→ **DATA SUPPLIED**:

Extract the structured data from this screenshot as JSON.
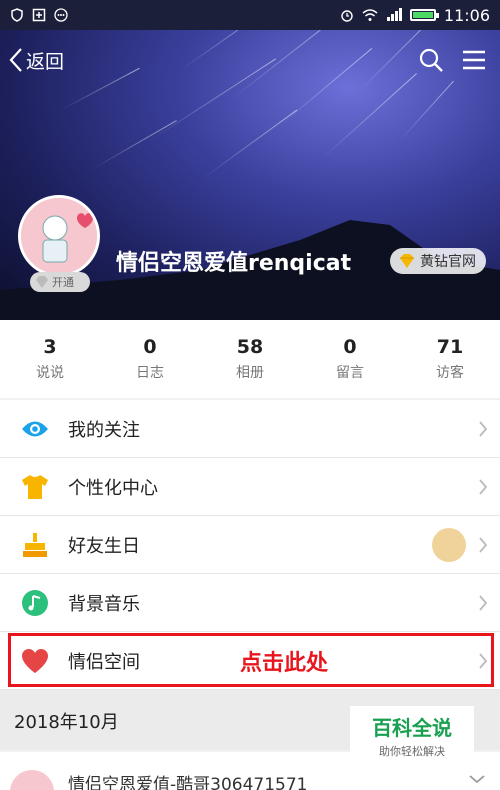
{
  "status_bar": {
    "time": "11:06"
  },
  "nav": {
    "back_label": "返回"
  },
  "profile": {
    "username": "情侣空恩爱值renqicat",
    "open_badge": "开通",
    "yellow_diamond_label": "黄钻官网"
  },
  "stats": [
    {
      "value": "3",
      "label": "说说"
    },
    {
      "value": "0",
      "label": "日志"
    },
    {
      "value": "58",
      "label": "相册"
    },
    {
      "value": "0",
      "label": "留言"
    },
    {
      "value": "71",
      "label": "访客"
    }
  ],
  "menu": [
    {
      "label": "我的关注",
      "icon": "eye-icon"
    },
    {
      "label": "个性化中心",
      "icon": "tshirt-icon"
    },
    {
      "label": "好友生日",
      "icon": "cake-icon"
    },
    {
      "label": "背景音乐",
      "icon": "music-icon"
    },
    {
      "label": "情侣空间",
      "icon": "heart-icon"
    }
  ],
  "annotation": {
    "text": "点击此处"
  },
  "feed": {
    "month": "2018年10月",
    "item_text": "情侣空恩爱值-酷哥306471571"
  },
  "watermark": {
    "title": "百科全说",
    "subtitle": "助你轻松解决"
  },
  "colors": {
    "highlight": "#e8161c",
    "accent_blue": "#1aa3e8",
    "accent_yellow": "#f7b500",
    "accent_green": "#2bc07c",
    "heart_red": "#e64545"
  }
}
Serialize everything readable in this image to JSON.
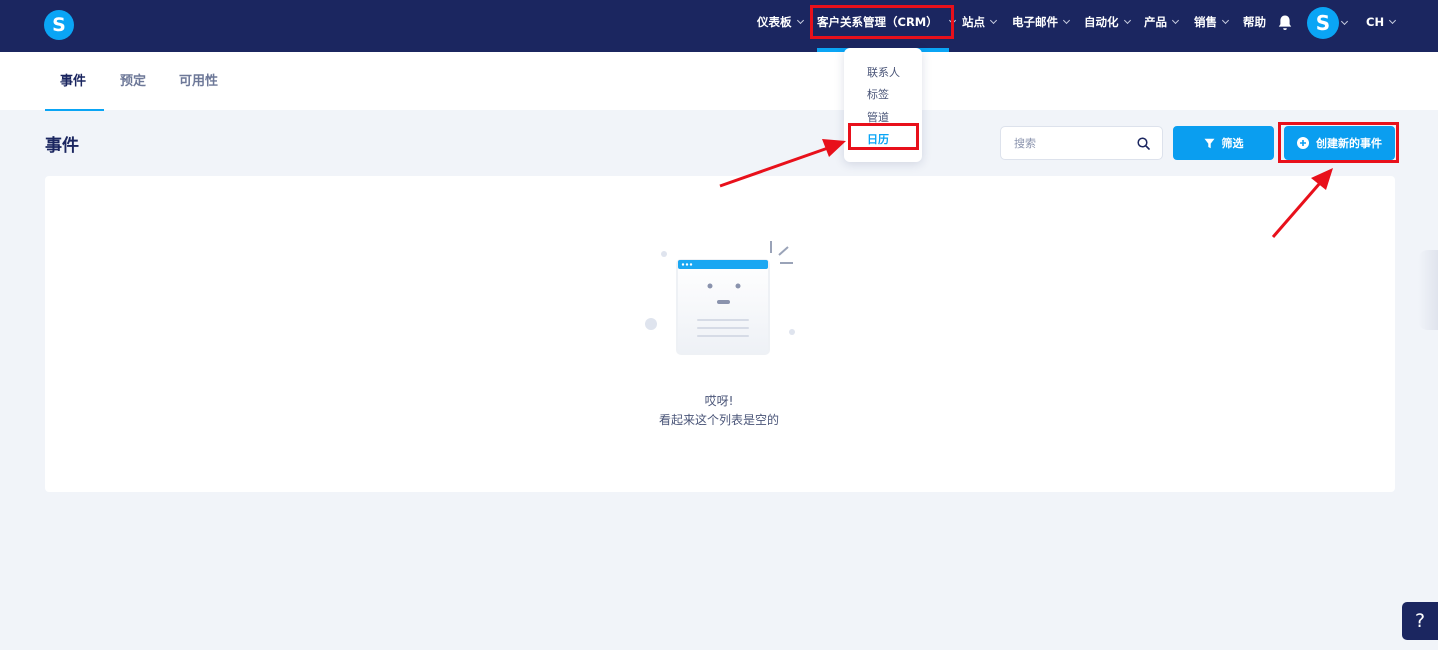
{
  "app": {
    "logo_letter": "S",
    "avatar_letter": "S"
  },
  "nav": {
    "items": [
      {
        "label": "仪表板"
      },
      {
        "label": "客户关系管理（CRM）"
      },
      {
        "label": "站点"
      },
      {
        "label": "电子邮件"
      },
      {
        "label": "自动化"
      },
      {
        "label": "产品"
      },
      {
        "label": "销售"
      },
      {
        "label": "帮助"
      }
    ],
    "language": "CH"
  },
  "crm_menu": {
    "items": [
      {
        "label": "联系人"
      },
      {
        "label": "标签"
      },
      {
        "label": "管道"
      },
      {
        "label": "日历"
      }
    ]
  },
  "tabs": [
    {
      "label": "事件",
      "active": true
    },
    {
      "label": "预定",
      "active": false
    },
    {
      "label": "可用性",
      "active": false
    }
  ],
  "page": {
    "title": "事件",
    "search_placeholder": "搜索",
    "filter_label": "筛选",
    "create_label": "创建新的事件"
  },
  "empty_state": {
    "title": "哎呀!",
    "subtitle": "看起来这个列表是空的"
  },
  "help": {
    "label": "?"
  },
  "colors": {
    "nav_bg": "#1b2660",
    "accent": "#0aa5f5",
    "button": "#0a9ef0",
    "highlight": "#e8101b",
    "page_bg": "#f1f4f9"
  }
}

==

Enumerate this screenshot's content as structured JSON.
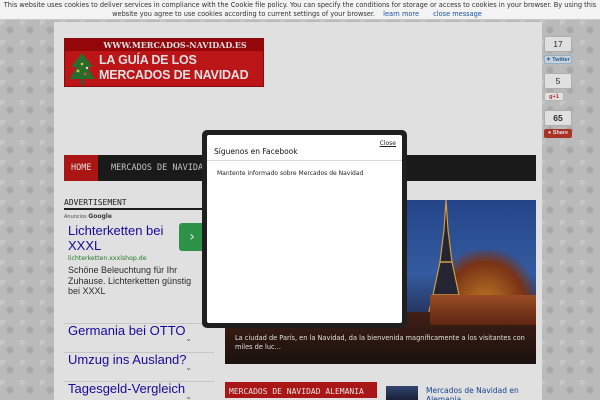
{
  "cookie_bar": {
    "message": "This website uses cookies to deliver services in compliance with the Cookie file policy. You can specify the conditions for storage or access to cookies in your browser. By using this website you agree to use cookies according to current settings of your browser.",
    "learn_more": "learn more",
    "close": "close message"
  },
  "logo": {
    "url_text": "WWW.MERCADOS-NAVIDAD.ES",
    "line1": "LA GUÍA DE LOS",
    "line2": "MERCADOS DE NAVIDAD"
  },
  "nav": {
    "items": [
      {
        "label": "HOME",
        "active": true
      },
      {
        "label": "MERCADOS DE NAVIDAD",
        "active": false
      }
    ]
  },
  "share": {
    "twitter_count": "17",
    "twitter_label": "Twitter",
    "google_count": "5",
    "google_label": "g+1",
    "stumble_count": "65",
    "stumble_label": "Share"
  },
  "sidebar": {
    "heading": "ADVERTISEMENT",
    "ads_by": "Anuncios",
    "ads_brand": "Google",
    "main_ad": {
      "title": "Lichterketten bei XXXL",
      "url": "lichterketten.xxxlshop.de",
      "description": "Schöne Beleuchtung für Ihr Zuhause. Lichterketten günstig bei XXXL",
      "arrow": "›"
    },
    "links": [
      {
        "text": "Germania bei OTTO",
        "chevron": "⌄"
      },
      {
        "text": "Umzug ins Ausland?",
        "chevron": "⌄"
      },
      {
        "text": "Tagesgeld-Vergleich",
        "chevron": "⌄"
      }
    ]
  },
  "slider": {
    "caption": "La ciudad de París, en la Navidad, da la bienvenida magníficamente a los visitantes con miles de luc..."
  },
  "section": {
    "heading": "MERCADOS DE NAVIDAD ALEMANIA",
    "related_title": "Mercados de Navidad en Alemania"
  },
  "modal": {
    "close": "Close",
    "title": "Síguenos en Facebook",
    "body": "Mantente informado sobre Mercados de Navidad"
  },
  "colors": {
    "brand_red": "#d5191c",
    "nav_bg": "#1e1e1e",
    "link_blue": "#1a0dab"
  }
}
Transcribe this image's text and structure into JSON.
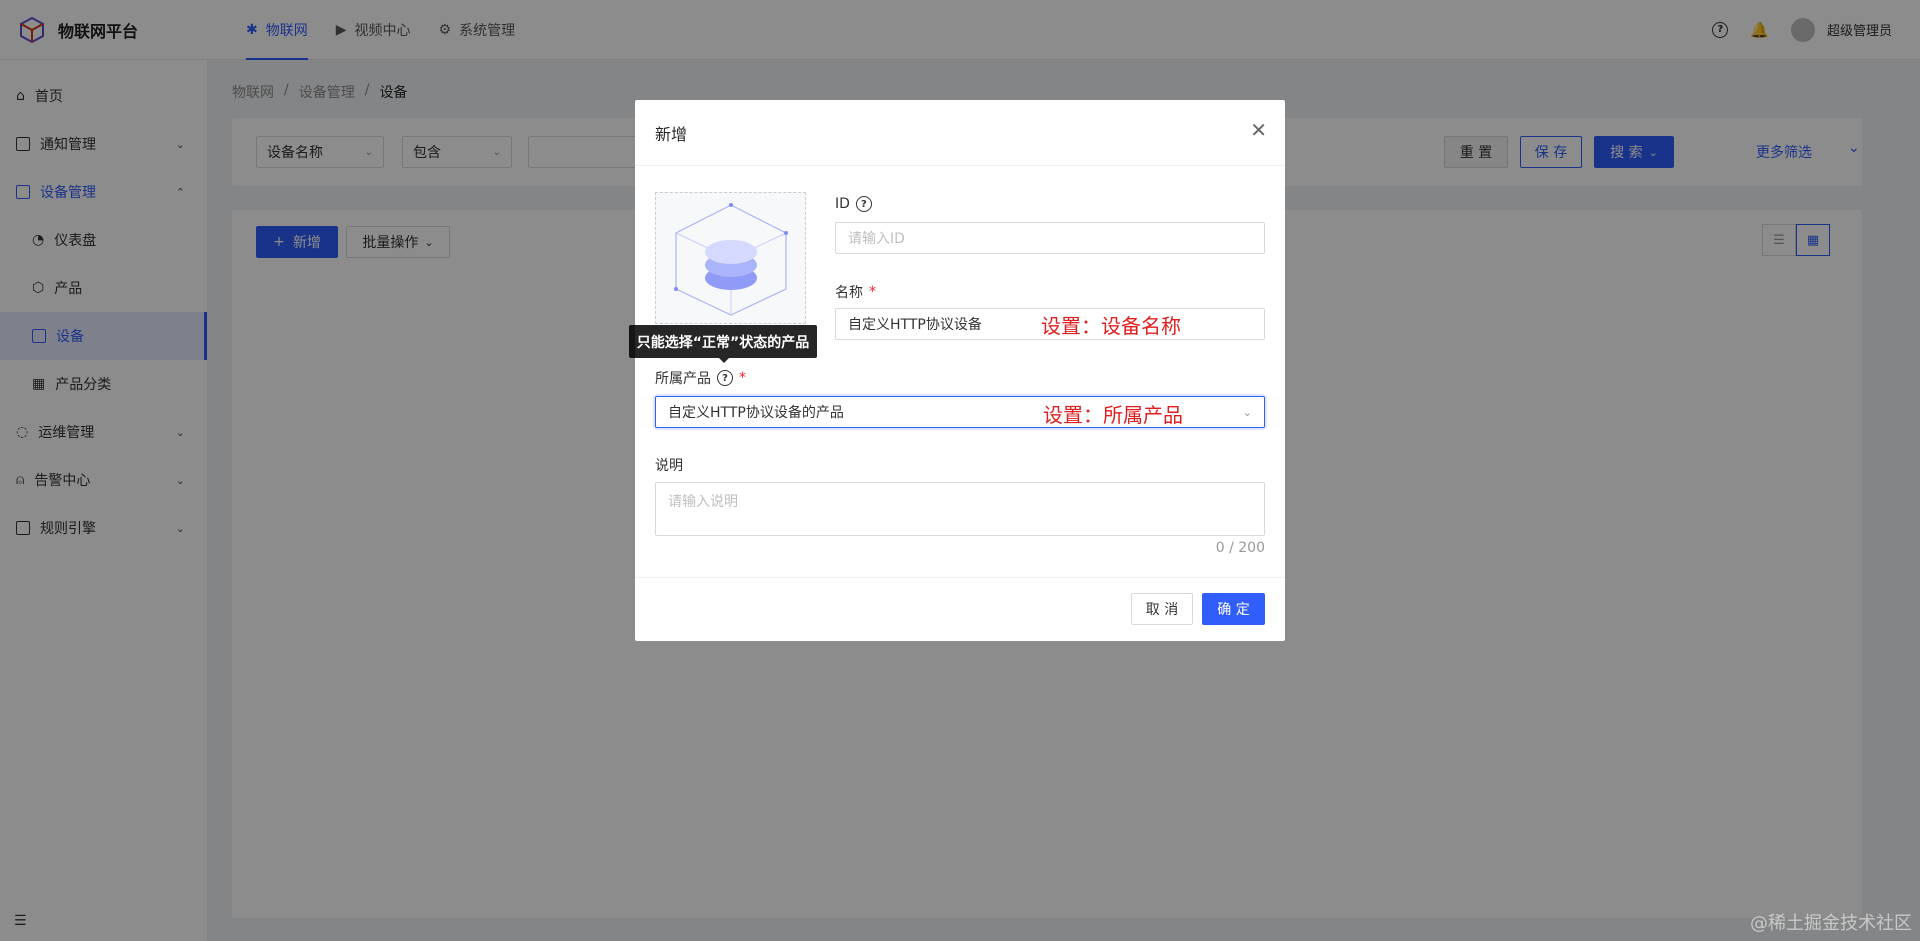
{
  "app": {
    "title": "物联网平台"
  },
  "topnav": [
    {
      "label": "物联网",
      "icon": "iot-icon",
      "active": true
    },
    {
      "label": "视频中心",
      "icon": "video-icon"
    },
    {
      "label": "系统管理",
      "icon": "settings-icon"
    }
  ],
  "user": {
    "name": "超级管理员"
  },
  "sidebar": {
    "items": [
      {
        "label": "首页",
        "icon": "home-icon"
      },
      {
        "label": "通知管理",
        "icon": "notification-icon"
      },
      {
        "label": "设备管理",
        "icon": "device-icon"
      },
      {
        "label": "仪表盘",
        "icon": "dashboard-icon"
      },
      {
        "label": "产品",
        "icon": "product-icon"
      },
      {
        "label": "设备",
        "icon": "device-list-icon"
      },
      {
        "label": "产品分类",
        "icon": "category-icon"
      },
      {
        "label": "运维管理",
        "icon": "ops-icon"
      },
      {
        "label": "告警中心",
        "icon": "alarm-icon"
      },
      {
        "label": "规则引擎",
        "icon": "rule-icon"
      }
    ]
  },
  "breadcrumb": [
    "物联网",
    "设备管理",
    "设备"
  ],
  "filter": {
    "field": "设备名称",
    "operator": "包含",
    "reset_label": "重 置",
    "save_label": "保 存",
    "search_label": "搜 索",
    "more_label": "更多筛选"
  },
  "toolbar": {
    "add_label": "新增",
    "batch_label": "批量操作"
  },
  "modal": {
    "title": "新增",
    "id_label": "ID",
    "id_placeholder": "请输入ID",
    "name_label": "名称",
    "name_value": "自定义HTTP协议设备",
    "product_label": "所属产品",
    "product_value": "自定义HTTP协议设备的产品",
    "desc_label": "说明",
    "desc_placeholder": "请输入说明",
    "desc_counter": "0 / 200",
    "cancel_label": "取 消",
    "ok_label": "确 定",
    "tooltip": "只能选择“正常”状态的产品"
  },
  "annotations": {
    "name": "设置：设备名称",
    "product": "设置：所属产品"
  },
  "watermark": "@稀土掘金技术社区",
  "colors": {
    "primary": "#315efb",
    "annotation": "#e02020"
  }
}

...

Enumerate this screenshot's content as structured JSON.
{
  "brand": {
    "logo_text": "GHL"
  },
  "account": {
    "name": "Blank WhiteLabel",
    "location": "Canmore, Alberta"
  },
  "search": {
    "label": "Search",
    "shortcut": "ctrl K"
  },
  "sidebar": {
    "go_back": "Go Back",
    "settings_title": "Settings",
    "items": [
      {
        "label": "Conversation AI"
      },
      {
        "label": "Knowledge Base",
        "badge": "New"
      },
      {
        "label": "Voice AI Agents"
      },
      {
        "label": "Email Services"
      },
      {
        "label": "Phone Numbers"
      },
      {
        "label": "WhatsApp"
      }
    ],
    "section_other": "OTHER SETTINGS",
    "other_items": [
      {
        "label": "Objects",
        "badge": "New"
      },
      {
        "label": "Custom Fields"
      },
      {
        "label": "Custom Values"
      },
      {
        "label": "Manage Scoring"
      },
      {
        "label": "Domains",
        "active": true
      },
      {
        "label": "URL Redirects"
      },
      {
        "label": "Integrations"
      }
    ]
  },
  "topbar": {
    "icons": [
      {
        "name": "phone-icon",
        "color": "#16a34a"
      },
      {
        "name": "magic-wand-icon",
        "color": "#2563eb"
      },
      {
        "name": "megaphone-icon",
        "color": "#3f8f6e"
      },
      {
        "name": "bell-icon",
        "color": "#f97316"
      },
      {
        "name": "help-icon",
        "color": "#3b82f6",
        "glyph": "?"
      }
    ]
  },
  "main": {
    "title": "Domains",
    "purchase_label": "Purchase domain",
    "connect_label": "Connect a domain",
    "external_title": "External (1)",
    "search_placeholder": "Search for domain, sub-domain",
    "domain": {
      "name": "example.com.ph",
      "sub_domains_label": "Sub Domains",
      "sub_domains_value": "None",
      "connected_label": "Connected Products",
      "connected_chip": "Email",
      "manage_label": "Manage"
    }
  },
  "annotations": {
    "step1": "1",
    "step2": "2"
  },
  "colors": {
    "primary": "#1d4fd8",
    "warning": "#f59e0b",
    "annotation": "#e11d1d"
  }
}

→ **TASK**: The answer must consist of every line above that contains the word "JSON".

→ **YOUR SOLUTION**:
Extract the structured data from this screenshot as JSON.
Serialize everything readable in this image to JSON.
Enumerate this screenshot's content as structured JSON.
Transcribe this image's text and structure into JSON.
Enumerate this screenshot's content as structured JSON.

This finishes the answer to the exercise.